REQUIREMENT → Every line containing the string "background" is to be copied from the records.

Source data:
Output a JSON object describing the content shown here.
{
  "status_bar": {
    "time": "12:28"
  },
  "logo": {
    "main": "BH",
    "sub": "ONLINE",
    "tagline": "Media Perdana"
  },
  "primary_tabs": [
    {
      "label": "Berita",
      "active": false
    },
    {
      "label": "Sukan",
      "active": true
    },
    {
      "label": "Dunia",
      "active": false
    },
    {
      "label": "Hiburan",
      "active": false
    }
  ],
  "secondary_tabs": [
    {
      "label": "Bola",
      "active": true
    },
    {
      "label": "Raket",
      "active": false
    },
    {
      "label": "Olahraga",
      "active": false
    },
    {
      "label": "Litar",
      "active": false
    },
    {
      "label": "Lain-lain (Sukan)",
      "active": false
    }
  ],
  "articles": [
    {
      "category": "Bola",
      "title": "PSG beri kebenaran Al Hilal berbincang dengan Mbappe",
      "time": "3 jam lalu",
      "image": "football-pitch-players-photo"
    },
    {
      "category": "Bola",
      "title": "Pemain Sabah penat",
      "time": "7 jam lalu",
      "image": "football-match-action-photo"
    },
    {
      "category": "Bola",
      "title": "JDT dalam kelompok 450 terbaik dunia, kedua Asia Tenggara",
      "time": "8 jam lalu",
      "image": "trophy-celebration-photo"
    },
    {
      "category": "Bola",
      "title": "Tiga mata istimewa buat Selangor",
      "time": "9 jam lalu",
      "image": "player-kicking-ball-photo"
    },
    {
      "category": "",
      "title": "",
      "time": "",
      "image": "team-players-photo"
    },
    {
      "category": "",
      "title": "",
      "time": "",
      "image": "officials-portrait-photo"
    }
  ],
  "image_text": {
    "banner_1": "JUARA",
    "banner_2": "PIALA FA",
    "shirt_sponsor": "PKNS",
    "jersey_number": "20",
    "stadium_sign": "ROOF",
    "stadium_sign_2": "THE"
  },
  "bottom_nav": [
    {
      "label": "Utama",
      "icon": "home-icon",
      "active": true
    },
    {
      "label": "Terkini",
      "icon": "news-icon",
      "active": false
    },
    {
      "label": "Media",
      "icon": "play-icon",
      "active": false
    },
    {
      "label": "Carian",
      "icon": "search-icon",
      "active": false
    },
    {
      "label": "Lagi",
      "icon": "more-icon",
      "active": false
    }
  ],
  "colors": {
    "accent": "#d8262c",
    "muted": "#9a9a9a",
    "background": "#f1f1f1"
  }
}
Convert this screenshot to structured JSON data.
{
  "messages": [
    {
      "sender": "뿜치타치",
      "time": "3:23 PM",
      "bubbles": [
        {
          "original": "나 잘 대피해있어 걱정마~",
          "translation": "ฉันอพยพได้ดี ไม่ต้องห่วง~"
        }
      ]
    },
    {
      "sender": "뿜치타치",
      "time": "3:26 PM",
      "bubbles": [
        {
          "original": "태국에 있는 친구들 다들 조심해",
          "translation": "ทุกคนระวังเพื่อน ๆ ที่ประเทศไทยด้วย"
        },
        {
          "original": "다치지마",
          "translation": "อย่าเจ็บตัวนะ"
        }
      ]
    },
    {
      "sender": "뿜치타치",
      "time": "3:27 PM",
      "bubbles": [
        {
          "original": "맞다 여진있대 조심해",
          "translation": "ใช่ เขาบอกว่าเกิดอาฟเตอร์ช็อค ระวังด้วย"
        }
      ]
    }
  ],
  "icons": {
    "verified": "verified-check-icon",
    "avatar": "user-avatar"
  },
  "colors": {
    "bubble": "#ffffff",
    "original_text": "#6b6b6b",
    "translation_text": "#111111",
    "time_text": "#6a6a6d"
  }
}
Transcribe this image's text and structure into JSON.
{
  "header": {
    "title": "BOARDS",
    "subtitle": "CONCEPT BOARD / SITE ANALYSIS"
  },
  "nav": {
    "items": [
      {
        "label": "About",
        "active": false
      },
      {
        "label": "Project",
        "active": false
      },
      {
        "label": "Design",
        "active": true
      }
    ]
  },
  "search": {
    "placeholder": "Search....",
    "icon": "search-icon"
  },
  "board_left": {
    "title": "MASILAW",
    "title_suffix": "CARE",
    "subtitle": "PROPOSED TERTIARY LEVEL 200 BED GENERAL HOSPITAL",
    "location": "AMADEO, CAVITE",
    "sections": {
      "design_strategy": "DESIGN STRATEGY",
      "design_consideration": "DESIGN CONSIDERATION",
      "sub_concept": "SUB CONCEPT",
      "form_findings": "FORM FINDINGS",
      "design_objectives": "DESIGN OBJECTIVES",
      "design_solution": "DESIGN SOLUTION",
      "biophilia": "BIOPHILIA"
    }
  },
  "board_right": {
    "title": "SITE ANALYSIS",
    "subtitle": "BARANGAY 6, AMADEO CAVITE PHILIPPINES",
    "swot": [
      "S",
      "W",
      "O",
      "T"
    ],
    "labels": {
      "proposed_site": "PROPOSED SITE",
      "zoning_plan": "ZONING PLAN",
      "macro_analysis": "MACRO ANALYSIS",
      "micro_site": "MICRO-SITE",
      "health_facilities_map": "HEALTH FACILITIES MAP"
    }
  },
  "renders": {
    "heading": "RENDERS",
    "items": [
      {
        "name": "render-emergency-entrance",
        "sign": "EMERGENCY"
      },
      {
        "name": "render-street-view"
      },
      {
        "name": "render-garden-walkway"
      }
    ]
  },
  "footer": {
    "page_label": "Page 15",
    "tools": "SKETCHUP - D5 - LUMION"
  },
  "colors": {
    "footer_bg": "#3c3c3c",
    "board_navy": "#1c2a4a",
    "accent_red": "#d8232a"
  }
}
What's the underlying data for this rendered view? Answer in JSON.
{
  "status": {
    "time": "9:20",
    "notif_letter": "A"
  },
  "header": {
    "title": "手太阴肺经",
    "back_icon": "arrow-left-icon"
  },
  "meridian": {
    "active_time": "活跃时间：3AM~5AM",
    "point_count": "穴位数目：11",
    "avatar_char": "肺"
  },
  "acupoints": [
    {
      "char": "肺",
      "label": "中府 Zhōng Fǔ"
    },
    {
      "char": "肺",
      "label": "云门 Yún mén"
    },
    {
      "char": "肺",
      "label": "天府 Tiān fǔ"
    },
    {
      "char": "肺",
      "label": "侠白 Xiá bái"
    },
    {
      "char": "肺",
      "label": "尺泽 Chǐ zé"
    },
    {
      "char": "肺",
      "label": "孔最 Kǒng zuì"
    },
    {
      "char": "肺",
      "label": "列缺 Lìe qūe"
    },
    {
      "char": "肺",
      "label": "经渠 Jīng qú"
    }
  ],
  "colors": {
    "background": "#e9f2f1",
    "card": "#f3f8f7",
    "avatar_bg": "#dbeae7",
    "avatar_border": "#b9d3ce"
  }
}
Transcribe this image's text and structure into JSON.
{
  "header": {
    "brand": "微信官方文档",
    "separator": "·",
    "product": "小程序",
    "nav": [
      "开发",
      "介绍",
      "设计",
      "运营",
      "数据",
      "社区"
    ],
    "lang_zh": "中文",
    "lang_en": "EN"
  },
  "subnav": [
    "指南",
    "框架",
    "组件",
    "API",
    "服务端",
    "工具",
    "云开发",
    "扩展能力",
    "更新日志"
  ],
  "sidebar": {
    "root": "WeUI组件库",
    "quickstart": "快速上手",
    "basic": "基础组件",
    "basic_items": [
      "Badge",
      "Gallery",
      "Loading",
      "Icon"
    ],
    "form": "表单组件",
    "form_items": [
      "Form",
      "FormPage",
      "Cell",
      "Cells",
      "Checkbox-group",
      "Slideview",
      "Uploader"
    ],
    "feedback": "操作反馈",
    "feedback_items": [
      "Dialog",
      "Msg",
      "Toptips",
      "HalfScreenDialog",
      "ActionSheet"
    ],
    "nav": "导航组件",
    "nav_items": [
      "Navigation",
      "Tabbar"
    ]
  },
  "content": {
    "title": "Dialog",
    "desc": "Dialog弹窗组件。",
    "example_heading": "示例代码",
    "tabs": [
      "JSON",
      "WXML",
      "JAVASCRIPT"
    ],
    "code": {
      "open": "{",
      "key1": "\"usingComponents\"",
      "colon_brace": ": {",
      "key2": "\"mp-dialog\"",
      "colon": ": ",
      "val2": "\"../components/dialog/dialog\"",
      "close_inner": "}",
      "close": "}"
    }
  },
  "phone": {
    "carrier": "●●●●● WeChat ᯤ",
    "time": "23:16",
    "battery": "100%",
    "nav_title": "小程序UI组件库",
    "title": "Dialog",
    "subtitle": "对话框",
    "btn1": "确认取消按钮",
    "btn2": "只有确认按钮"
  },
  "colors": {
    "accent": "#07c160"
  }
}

WRITTEN ANSWER →
    "background": "#f1f1f1"
    "background": "#e9f2f1",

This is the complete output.